Material for this exercise:
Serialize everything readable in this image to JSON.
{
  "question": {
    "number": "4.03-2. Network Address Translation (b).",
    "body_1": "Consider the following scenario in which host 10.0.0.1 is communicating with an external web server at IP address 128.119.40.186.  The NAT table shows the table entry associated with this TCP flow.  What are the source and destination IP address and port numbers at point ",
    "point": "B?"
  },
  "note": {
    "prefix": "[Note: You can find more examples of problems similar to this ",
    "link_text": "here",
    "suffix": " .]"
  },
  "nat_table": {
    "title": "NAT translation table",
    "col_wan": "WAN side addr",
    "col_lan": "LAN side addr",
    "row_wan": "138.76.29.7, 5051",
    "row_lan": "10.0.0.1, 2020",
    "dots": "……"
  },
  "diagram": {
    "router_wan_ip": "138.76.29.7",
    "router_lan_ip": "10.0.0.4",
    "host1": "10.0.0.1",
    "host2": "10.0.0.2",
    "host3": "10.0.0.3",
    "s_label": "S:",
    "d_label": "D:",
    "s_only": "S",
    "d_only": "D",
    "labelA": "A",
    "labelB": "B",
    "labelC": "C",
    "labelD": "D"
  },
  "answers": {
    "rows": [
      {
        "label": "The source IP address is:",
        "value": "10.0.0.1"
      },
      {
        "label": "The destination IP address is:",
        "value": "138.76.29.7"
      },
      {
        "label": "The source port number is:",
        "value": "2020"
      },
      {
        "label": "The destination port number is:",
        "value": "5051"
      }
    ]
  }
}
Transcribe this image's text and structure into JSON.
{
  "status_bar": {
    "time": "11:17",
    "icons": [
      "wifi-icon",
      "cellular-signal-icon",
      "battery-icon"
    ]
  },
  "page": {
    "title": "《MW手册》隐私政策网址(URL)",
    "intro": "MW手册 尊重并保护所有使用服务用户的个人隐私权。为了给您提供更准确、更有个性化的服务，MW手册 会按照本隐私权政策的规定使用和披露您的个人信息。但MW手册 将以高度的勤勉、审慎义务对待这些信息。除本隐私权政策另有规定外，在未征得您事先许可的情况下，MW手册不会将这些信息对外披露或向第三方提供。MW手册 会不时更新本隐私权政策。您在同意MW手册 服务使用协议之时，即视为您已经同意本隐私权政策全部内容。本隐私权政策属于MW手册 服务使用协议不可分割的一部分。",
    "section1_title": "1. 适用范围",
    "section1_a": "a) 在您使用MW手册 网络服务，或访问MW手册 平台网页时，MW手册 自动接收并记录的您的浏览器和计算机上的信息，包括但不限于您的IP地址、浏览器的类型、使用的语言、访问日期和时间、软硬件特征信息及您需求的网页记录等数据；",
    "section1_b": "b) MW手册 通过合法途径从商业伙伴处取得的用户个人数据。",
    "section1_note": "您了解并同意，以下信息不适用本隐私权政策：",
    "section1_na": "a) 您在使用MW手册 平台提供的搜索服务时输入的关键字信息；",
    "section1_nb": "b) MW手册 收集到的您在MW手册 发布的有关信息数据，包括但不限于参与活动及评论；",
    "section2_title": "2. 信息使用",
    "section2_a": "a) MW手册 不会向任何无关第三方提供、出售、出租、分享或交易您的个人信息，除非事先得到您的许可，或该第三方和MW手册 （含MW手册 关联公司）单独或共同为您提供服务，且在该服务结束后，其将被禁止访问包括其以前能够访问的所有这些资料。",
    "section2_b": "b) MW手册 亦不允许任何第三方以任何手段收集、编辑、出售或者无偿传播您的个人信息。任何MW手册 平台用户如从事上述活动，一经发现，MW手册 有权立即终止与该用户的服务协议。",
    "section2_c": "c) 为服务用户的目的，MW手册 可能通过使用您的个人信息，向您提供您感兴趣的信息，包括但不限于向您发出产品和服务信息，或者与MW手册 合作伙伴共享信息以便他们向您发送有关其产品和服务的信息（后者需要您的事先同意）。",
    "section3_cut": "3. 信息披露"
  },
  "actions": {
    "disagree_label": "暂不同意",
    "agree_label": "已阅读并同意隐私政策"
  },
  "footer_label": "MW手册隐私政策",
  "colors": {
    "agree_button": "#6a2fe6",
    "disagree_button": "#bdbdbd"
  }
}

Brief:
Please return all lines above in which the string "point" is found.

Answer to this exercise:
    "body_1": "Consider the following scenario in which host 10.0.0.1 is communicating with an external web server at IP address 128.119.40.186.  The NAT table shows the table entry associated with this TCP flow.  What are the source and destination IP address and port numbers at point ",
    "point": "B?"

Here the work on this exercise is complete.